**Exercise aim**
Report how many lines in the listing below include the word "嵌套循环". Write nothing besides the number.

**Records**
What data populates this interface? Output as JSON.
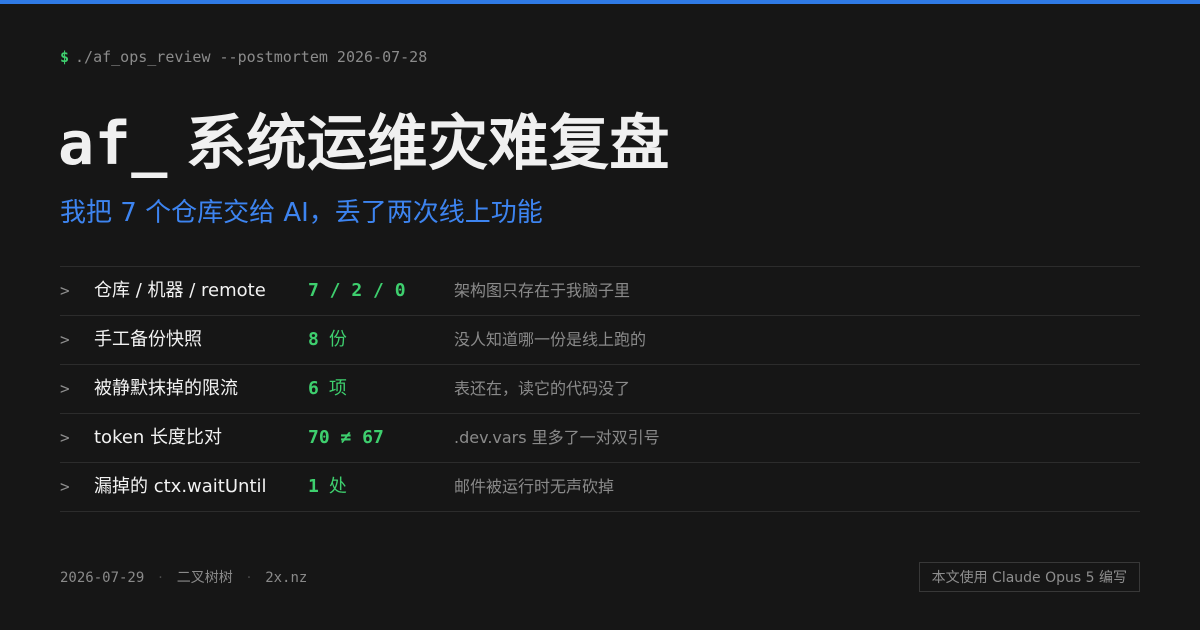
{
  "header": {
    "prompt_symbol": "$",
    "command": "./af_ops_review --postmortem 2026-07-28",
    "title_prefix": "af_",
    "title": "系统运维灾难复盘",
    "subtitle": "我把 7 个仓库交给 AI，丢了两次线上功能"
  },
  "rows": [
    {
      "chevron": ">",
      "label": "仓库 / 机器 / remote",
      "value": "7 / 2 / 0",
      "unit": "",
      "note": "架构图只存在于我脑子里"
    },
    {
      "chevron": ">",
      "label": "手工备份快照",
      "value": "8",
      "unit": "份",
      "note": "没人知道哪一份是线上跑的"
    },
    {
      "chevron": ">",
      "label": "被静默抹掉的限流",
      "value": "6",
      "unit": "项",
      "note": "表还在，读它的代码没了"
    },
    {
      "chevron": ">",
      "label": "token 长度比对",
      "value": "70 ≠ 67",
      "unit": "",
      "note": ".dev.vars 里多了一对双引号"
    },
    {
      "chevron": ">",
      "label": "漏掉的 ctx.waitUntil",
      "value": "1",
      "unit": "处",
      "note": "邮件被运行时无声砍掉"
    }
  ],
  "footer": {
    "date": "2026-07-29",
    "separator": "·",
    "author": "二叉树树",
    "site": "2x.nz",
    "badge": "本文使用 Claude Opus 5 编写"
  },
  "colors": {
    "background": "#161616",
    "accent_blue": "#2f7ae5",
    "accent_green": "#3ecf6e"
  }
}
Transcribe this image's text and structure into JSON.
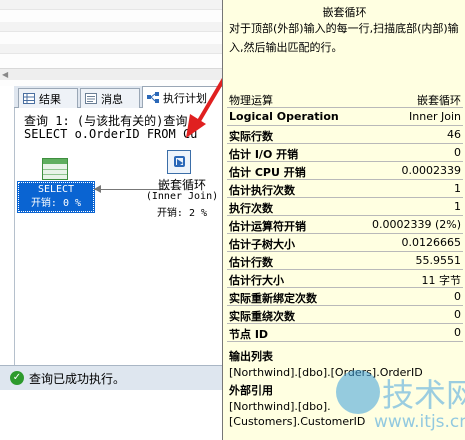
{
  "tabs": [
    {
      "label": "结果",
      "icon": "grid-icon"
    },
    {
      "label": "消息",
      "icon": "message-icon"
    },
    {
      "label": "执行计划",
      "icon": "plan-icon"
    }
  ],
  "query": {
    "line1": "查询 1: (与该批有关的)查询",
    "line2": "SELECT o.OrderID FROM Cu"
  },
  "plan": {
    "select_label": "SELECT",
    "select_cost": "开销: 0 %",
    "loop_label": "嵌套循环",
    "loop_sub": "(Inner Join)",
    "loop_cost": "开销: 2 %"
  },
  "status": {
    "text": "查询已成功执行。",
    "icon": "check-icon"
  },
  "tooltip": {
    "title": "嵌套循环",
    "description": "对于顶部(外部)输入的每一行,扫描底部(内部)输入,然后输出匹配的行。",
    "physical_label": "物理运算",
    "physical_value": "嵌套循环",
    "rows": [
      {
        "label": "Logical Operation",
        "value": "Inner Join"
      },
      {
        "label": "实际行数",
        "value": "46"
      },
      {
        "label": "估计 I/O 开销",
        "value": "0"
      },
      {
        "label": "估计 CPU 开销",
        "value": "0.0002339"
      },
      {
        "label": "估计执行次数",
        "value": "1"
      },
      {
        "label": "执行次数",
        "value": "1"
      },
      {
        "label": "估计运算符开销",
        "value": "0.0002339 (2%)"
      },
      {
        "label": "估计子树大小",
        "value": "0.0126665"
      },
      {
        "label": "估计行数",
        "value": "55.9551"
      },
      {
        "label": "估计行大小",
        "value": "11 字节"
      },
      {
        "label": "实际重新绑定次数",
        "value": "0"
      },
      {
        "label": "实际重绕次数",
        "value": "0"
      },
      {
        "label": "节点 ID",
        "value": "0"
      }
    ],
    "output_title": "输出列表",
    "output_ref": "[Northwind].[dbo].[Orders].OrderID",
    "outer_title": "外部引用",
    "outer_ref1": "[Northwind].[dbo].",
    "outer_ref2": "[Customers].CustomerID"
  },
  "watermark": {
    "brand": "技术网",
    "url": "www.itjs.cn"
  },
  "colors": {
    "tooltip_bg": "#ffffe1",
    "select_node_bg": "#0a64d2",
    "status_bar_bg": "#dee6ef",
    "annotation_arrow": "#e02020"
  }
}
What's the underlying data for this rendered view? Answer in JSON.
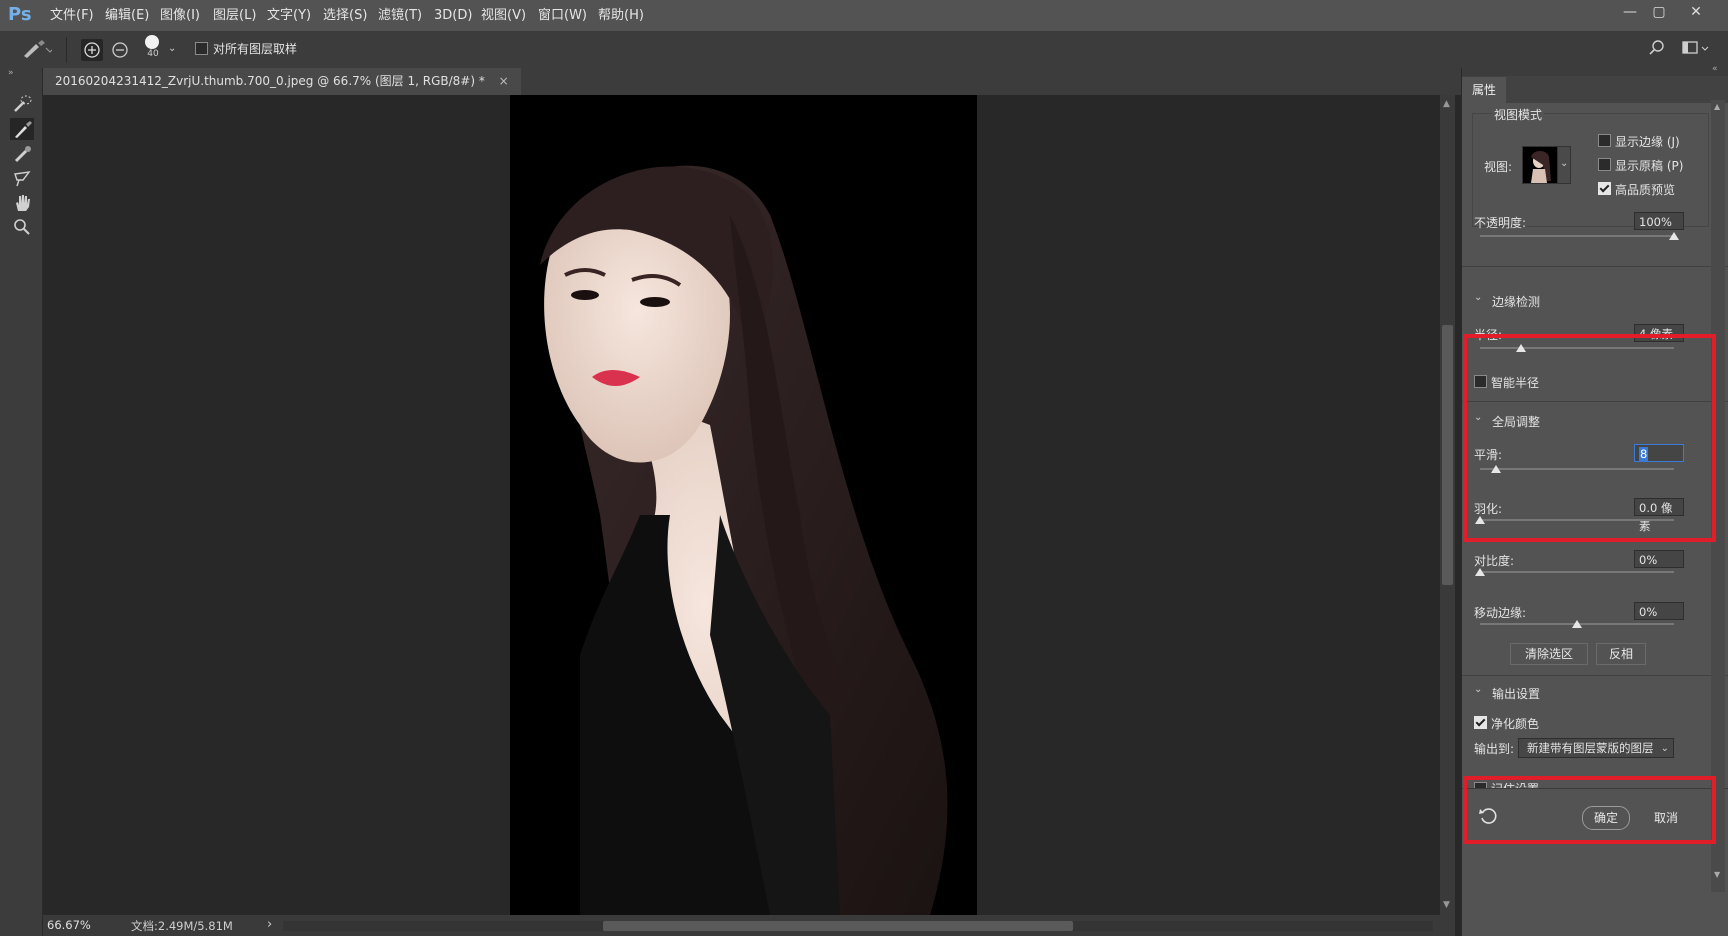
{
  "app": {
    "logo": "Ps"
  },
  "menu": [
    "文件(F)",
    "编辑(E)",
    "图像(I)",
    "图层(L)",
    "文字(Y)",
    "选择(S)",
    "滤镜(T)",
    "3D(D)",
    "视图(V)",
    "窗口(W)",
    "帮助(H)"
  ],
  "window_controls": {
    "minimize": "—",
    "restore": "▢",
    "close": "✕"
  },
  "options_bar": {
    "brush_size": "40",
    "sample_all_label": "对所有图层取样",
    "sample_all_checked": false
  },
  "document": {
    "tab_title": "20160204231412_ZvrjU.thumb.700_0.jpeg @ 66.7% (图层 1, RGB/8#) *",
    "close": "×"
  },
  "status": {
    "zoom": "66.67%",
    "doc_info": "文档:2.49M/5.81M",
    "arrow": "›"
  },
  "panel": {
    "tab": "属性",
    "view_mode": {
      "title": "视图模式",
      "view_label": "视图:",
      "show_edge": "显示边缘 (J)",
      "show_original": "显示原稿 (P)",
      "high_quality": "高品质预览",
      "show_edge_checked": false,
      "show_original_checked": false,
      "high_quality_checked": true
    },
    "opacity": {
      "label": "不透明度:",
      "value": "100%",
      "level": 1.0
    },
    "edge_detection": {
      "title": "边缘检测",
      "radius_label": "半径:",
      "radius_value": "4 像素",
      "radius_level": 0.21,
      "smart_radius": "智能半径",
      "smart_radius_checked": false
    },
    "global_refine": {
      "title": "全局调整",
      "smooth_label": "平滑:",
      "smooth_value": "8",
      "smooth_level": 0.08,
      "feather_label": "羽化:",
      "feather_value": "0.0 像素",
      "feather_level": 0.0,
      "contrast_label": "对比度:",
      "contrast_value": "0%",
      "contrast_level": 0.0,
      "shift_label": "移动边缘:",
      "shift_value": "0%",
      "shift_level": 0.5,
      "clear_button": "清除选区",
      "invert_button": "反相"
    },
    "output": {
      "title": "输出设置",
      "decontaminate": "净化颜色",
      "decontaminate_checked": true,
      "output_to_label": "输出到:",
      "output_to_value": "新建带有图层蒙版的图层",
      "remember": "记住设置"
    },
    "ok": "确定",
    "cancel": "取消"
  },
  "colors": {
    "highlight": "#e11d2a",
    "menu_bg": "#535353",
    "panel_bg": "#535353",
    "canvas_bg": "#282828"
  }
}
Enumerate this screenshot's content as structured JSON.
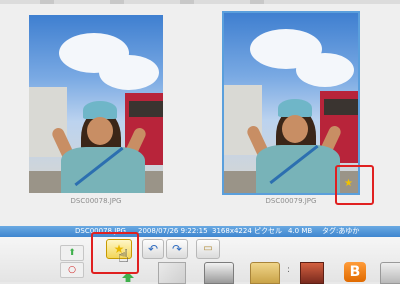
{
  "gallery": {
    "photos": [
      {
        "filename": "DSC00078.JPG",
        "selected": false,
        "starred": false
      },
      {
        "filename": "DSC00079.JPG",
        "selected": true,
        "starred": true
      }
    ]
  },
  "status_bar": {
    "filename": "DSC00078.JPG",
    "datetime": "2008/07/26 9:22:15",
    "dimensions": "3168x4224 ピクセル",
    "filesize": "4.0 MB",
    "tags": "タグ:あゆか"
  },
  "toolbar": {
    "star_glyph": "★",
    "rotate_left_glyph": "↶",
    "rotate_right_glyph": "↷",
    "tag_glyph": "▭",
    "side_up_glyph": "⬆",
    "side_circle_glyph": "○",
    "blogger_glyph": "B",
    "separator": ":"
  },
  "icons": {
    "photo_star": "★",
    "cursor": "☝"
  },
  "colors": {
    "selection_outline": "#5a9fdc",
    "status_bar": "#3f86cf",
    "highlight_box": "#e02020",
    "star": "#f2c200"
  }
}
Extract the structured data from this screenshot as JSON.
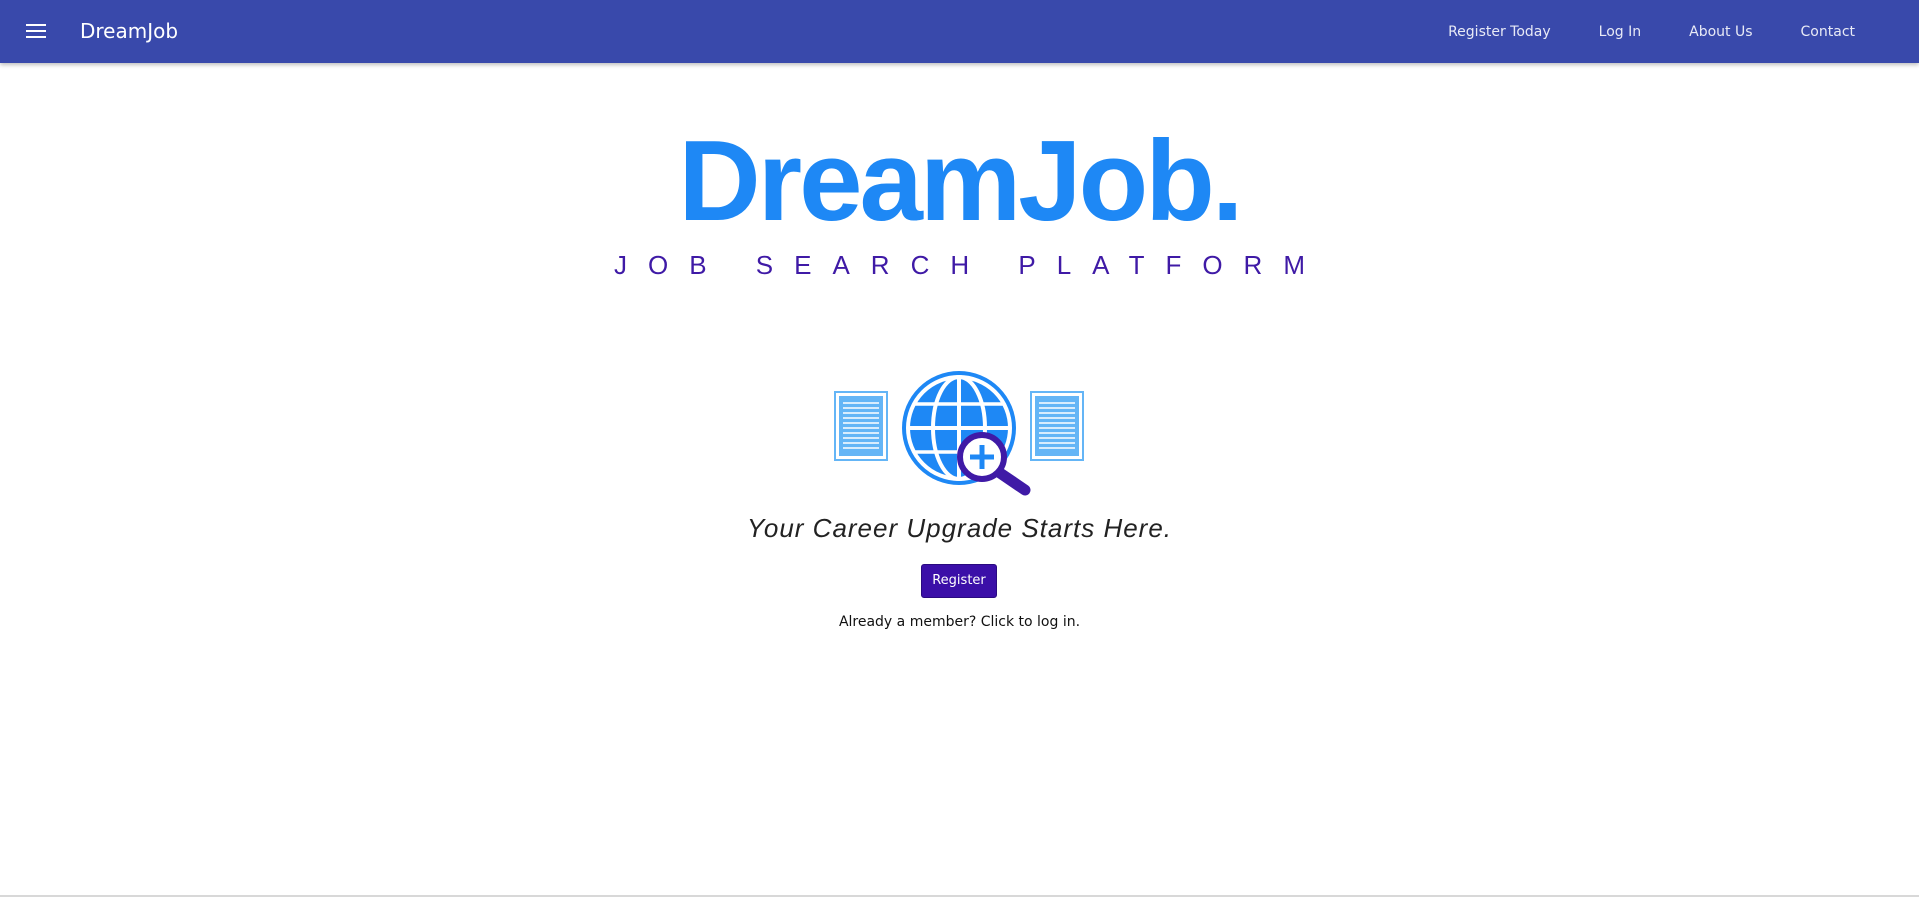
{
  "appbar": {
    "brand": "DreamJob",
    "menu_icon": "hamburger-menu-icon",
    "nav": [
      {
        "label": "Register Today"
      },
      {
        "label": "Log In"
      },
      {
        "label": "About Us"
      },
      {
        "label": "Contact"
      }
    ],
    "background": "#3949ab"
  },
  "hero": {
    "logo_wordmark": "DreamJob.",
    "logo_tagline": "JOB SEARCH PLATFORM",
    "logo_graphic_icons": [
      "document-icon",
      "globe-icon",
      "magnifier-icon",
      "document-icon"
    ],
    "slogan": "Your Career Upgrade Starts Here.",
    "register_button": "Register",
    "login_hint": "Already a member? Click to log in.",
    "colors": {
      "logo_blue": "#1e88f5",
      "tagline_purple": "#3f1aa6",
      "button": "#3b0fa8"
    }
  }
}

**Answer area**
3